The data shown below were compiled from readership statistics for 80 Mendeley readers of this research output. Click here to see the associated Mendeley record.

Geographical breakdown

Country Count As %
Unknown 80 100%

Demographic breakdown

Readers by professional status Count As %
Student > Ph. D. Student 22 28%
Researcher 12 15%
Student > Master 11 14%
Student > Bachelor 8 10%
Student > Doctoral Student 5 6%
Other 9 11%
Unknown 13 16%
Readers by discipline Count As %
Neuroscience 28 35%
Biochemistry, Genetics and Molecular Biology 12 15%
Agricultural and Biological Sciences 8 10%
Medicine and Dentistry 5 6%
Pharmacology, Toxicology and Pharmaceutical Science 2 3%
Other 4 5%
Unknown 21 26%

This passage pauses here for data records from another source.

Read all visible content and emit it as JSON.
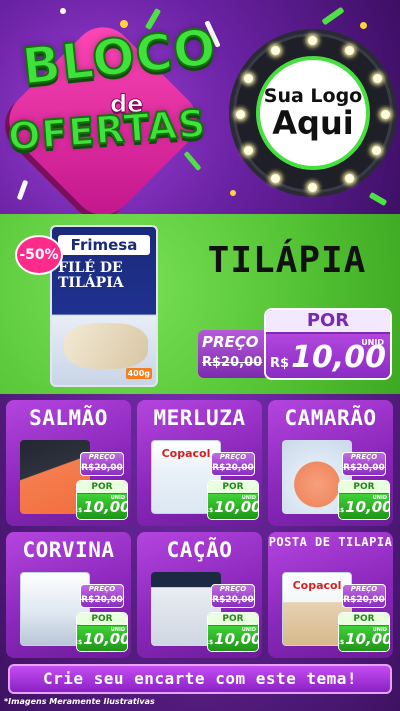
{
  "header": {
    "logo_line1": "BLOCO",
    "logo_line2": "de",
    "logo_line3": "OFERTAS",
    "badge_line1": "Sua Logo",
    "badge_line2": "Aqui"
  },
  "hero": {
    "discount": "-50%",
    "product_brand": "Frimesa",
    "product_name": "FILÉ DE TILÁPIA",
    "product_weight": "400g",
    "title": "TILÁPIA",
    "preco_label": "PREÇO",
    "old_price": "R$20,00",
    "por_label": "POR",
    "unit": "UNID",
    "currency": "R$",
    "new_price": "10,00"
  },
  "cards": [
    {
      "name": "SALMÃO",
      "preco_label": "PREÇO",
      "old_price": "R$20,00",
      "por_label": "POR",
      "unit": "UNID",
      "currency": "R$",
      "new_price": "10,00",
      "brand": ""
    },
    {
      "name": "MERLUZA",
      "preco_label": "PREÇO",
      "old_price": "R$20,00",
      "por_label": "POR",
      "unit": "UNID",
      "currency": "R$",
      "new_price": "10,00",
      "brand": "Copacol"
    },
    {
      "name": "CAMARÃO",
      "preco_label": "PREÇO",
      "old_price": "R$20,00",
      "por_label": "POR",
      "unit": "UNID",
      "currency": "R$",
      "new_price": "10,00",
      "brand": ""
    },
    {
      "name": "CORVINA",
      "preco_label": "PREÇO",
      "old_price": "R$20,00",
      "por_label": "POR",
      "unit": "UNID",
      "currency": "R$",
      "new_price": "10,00",
      "brand": ""
    },
    {
      "name": "CAÇÃO",
      "preco_label": "PREÇO",
      "old_price": "R$20,00",
      "por_label": "POR",
      "unit": "UNID",
      "currency": "R$",
      "new_price": "10,00",
      "brand": ""
    },
    {
      "name": "POSTA DE TILAPIA",
      "preco_label": "PREÇO",
      "old_price": "R$20,00",
      "por_label": "POR",
      "unit": "UNID",
      "currency": "R$",
      "new_price": "10,00",
      "brand": "Copacol"
    }
  ],
  "footer": {
    "cta": "Crie seu encarte com este tema!",
    "note": "*Imagens Meramente Ilustrativas"
  },
  "colors": {
    "accent_green": "#3ee23b",
    "accent_purple": "#8a27bb",
    "accent_pink": "#ff2b8a"
  }
}
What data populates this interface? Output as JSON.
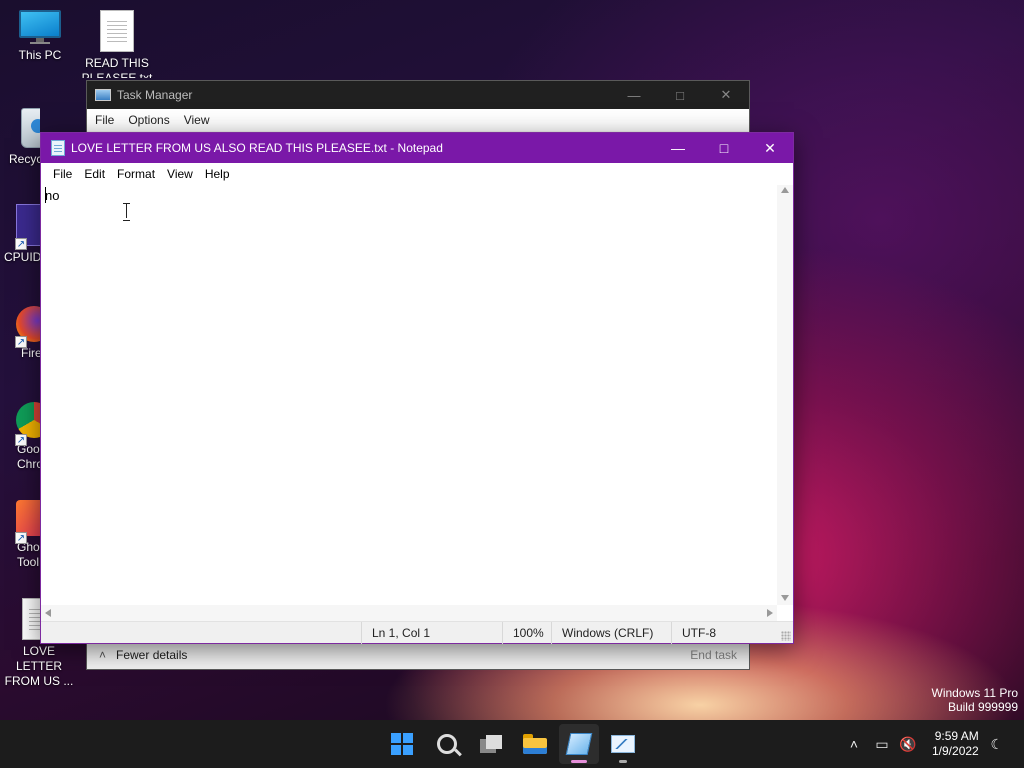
{
  "desktop": {
    "icons": [
      {
        "label": "This PC"
      },
      {
        "label": "READ THIS PLEASEE.txt"
      },
      {
        "label": "Recyc"
      },
      {
        "label": "CPUID"
      },
      {
        "label": "Fire"
      },
      {
        "label": "Goo Chro"
      },
      {
        "label": "Gho Tool"
      },
      {
        "label": "LOVE LETTER FROM US ..."
      }
    ]
  },
  "task_manager": {
    "title": "Task Manager",
    "menu": [
      "File",
      "Options",
      "View"
    ],
    "footer": {
      "details": "Fewer details",
      "end_task": "End task"
    },
    "icon": "task-manager-icon"
  },
  "notepad": {
    "title": "LOVE LETTER FROM US ALSO READ THIS PLEASEE.txt - Notepad",
    "menu": [
      "File",
      "Edit",
      "Format",
      "View",
      "Help"
    ],
    "content": "no",
    "status": {
      "position": "Ln 1, Col 1",
      "zoom": "100%",
      "line_ending": "Windows (CRLF)",
      "encoding": "UTF-8"
    },
    "title_bar_color": "#7a18a8"
  },
  "watermark": {
    "line1": "Windows 11 Pro",
    "line2": "Build 999999"
  },
  "taskbar": {
    "apps": [
      "start-icon",
      "search-icon",
      "task-view-icon",
      "file-explorer-icon",
      "notepad-icon",
      "task-manager-icon"
    ],
    "clock": {
      "time": "9:59 AM",
      "date": "1/9/2022"
    }
  }
}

Attention Score in Context

This research output has an Altmetric Attention Score of 10. This is our high-level measure of the quality and quantity of online attention that it has received. This Attention Score, as well as the ranking and number of research outputs shown below, was calculated when the research output was last mentioned on 28 September 2018.
All research outputs
#1,640,733
of 13,810,416 outputs
Outputs from Journal of Neuroinflammation
#205
of 1,618 outputs
Outputs of similar age
#51,020
of 269,270 outputs
Outputs of similar age from Journal of Neuroinflammation
#1
of 1 outputs
Altmetric has tracked 13,810,416 research outputs across all sources so far. Compared to these this one has done well and is in the 88th percentile: it's in the top 25% of all research outputs ever tracked by Altmetric.
So far Altmetric has tracked 1,618 research outputs from this source. They typically receive a little more attention than average, with a mean Attention Score of 5.2. This one has done well, scoring higher than 86% of its peers.
Older research outputs will score higher simply because they've had more time to accumulate mentions. To account for age we can compare this Altmetric Attention Score to the 269,270 tracked outputs that were published within six weeks on either side of this one in any source. This one has done well, scoring higher than 80% of its contemporaries.
We're also able to compare this research output to 1 others from the same source and published within six weeks on either side of this one. This one has scored higher than all of them